When you stay at The Roosevelt, you stay in the same rooms shared by legendary figures of the past. With Presidents’ Day on the horizon, The Roosevelt would like to honor some of its more distinguished guests who helped shape the country we know today.
Although Teddy Roosevelt, the hotel’s namesake, passed away five years before the hotel officially opened, his ghost has visited the hotel many times. Frequently arriving with a spectral entourage of rough riders, the 26th president is known to wander the halls and greet guests, thanking them for staying at “his” hotel.
During his time in office, 31st president Herbert Hoover spent a little over a month at The Roosevelt, during which time he completed work on his finest invention, the Hoover vacuum cleaner. Originally equipped with a gas-powered engine, this piece of machinery was developed in order to assist hotel personnel in their cleaning duties by allowing them to clean the hotel’s immense amount of carpeting more quickly and efficiently.
Following up his wartime fame, 34th president Dwight D. Eisenhower brought with him to the hotel one of its most unusual guests. Eisenhower’s pet duck Marbles was known to travel with him everywhere and when he visited the hotel, it was expressly requested that Marbles be given not only his own room, but one of The Roosevelt’s 52 luxurious suites all to himself. During their entire stay, Marbles’ room displayed the “Do Not Disturb” sign and, when the president left, Roosevelt staff were surprised to find the room clean and practically untouched save for a lone feather left on the pillow of the duck’s bed.
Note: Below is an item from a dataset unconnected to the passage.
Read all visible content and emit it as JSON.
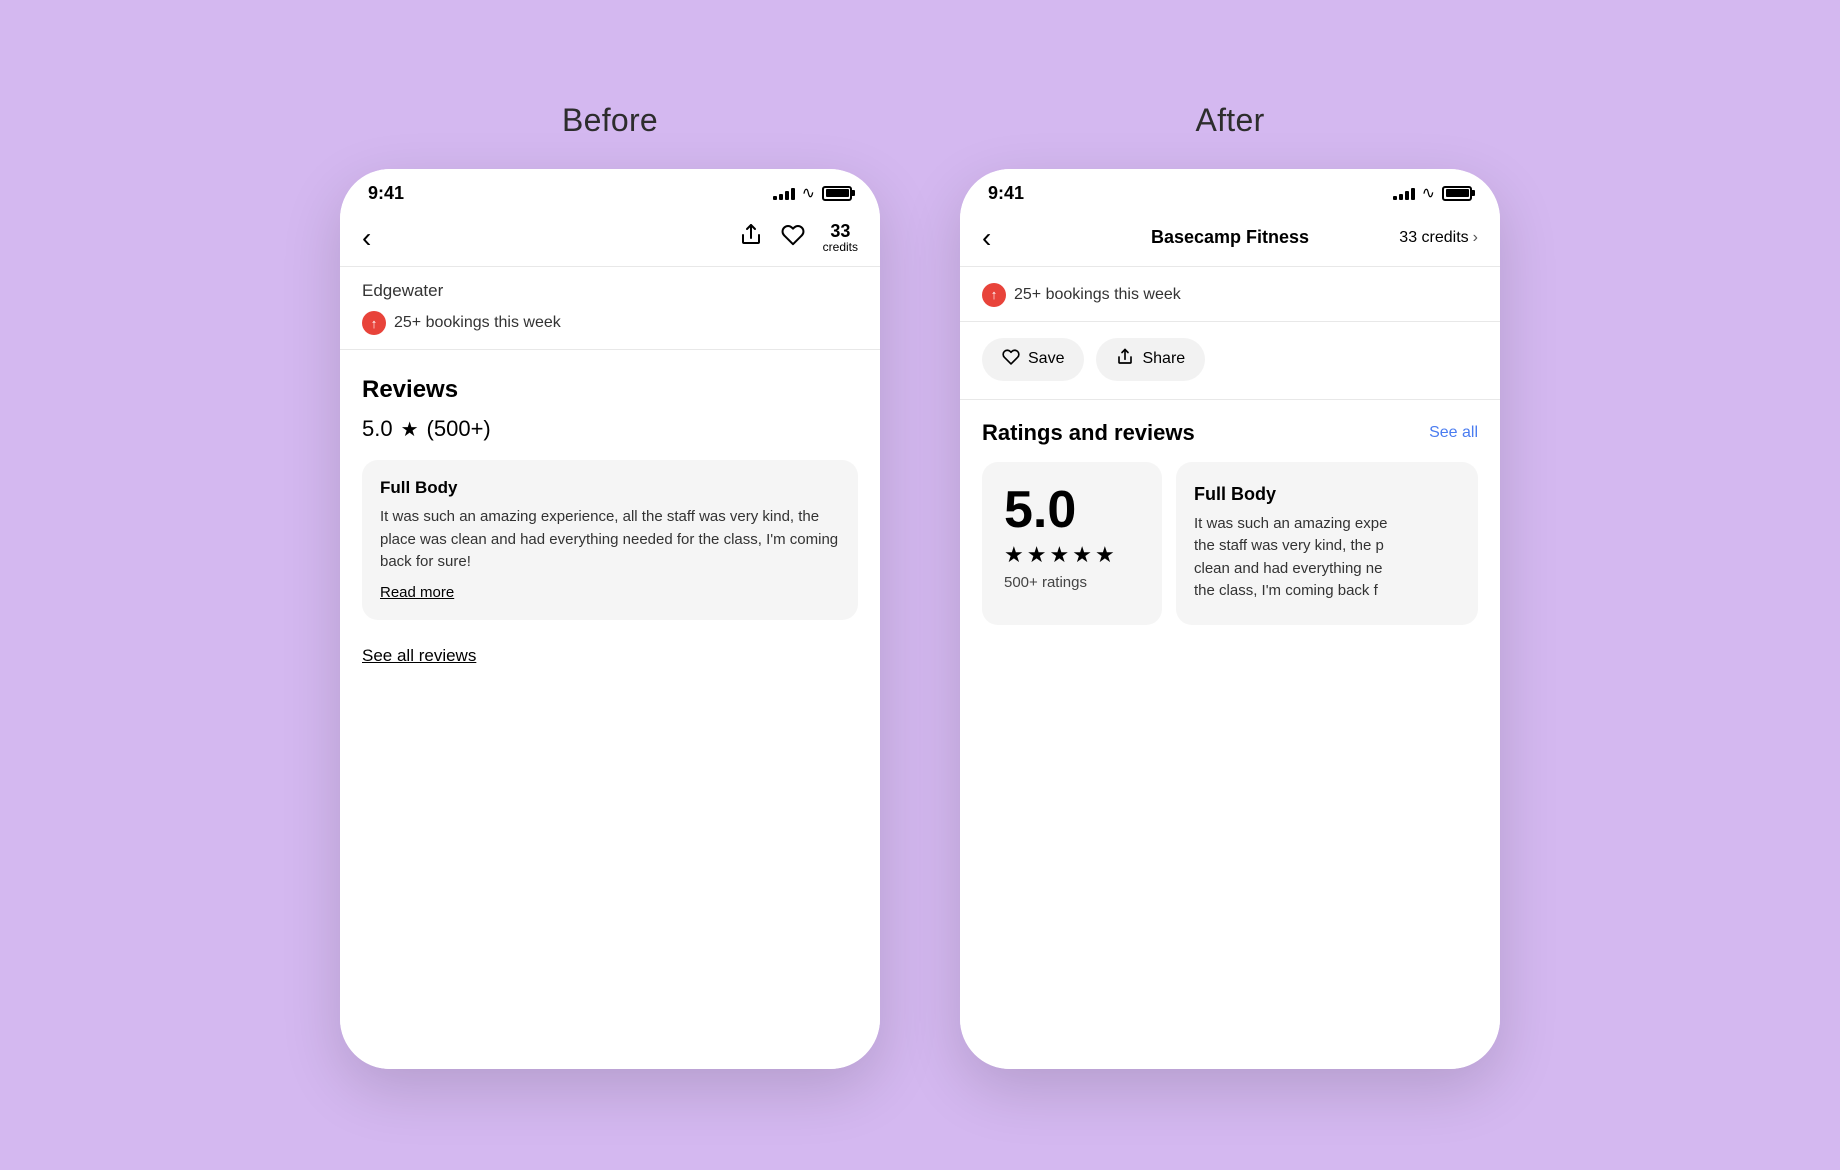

This feather is now displayed prominently in the main lobby.
A lot of history has taken place at The Roosevelt since its opening in 1924. And while every story you hear may not be completely true, this Presidents’ Day enjoy a trip to New York and a stay at The Roosevelt to discover the truth and history behind this majestic hotel.
*FYI the above are 99% blatant lies, hope you enjoyed!